| WORK INSTRUCTIONS |
State how many lines in the listing below hold "Descripción", with no other words.

| RECORDS PROVIDED |
◇ ◇ ◇
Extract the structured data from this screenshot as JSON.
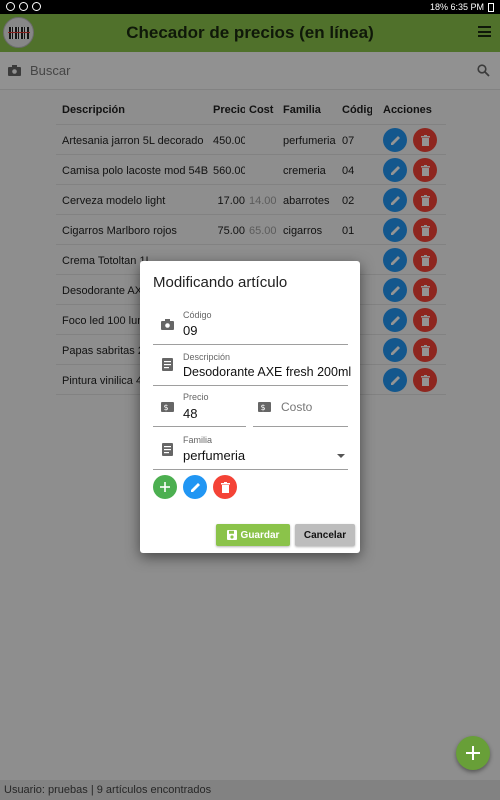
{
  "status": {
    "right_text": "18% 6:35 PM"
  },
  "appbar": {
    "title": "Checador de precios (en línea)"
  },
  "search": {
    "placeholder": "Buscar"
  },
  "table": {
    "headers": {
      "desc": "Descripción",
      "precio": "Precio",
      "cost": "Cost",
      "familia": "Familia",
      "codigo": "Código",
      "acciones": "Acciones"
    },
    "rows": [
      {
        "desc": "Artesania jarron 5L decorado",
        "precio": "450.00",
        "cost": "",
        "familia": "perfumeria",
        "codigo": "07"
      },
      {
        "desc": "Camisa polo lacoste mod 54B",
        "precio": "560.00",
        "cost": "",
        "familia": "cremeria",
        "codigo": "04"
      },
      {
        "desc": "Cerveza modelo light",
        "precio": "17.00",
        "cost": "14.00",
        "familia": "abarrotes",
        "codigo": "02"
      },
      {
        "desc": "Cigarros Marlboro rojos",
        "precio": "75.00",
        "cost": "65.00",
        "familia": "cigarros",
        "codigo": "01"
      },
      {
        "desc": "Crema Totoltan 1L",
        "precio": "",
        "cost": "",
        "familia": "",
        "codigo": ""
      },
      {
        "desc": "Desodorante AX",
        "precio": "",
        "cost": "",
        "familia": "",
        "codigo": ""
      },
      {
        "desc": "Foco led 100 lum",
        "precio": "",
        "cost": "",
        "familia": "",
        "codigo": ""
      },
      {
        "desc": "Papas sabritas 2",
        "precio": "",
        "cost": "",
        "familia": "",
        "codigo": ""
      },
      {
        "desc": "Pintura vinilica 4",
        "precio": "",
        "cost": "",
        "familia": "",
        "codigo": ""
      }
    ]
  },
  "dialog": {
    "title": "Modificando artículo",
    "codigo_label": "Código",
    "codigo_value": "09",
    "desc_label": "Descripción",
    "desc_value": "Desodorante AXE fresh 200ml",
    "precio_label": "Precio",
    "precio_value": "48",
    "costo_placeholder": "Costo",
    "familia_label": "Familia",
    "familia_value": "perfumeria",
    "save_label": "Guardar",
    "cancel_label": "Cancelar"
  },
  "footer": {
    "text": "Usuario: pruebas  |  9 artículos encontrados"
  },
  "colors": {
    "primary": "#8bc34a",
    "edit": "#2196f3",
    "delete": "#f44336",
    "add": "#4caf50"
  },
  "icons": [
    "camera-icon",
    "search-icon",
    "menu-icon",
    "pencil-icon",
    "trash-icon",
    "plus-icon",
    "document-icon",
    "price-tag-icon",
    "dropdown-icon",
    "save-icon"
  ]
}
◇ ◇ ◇
| TASK SOLUTION |
2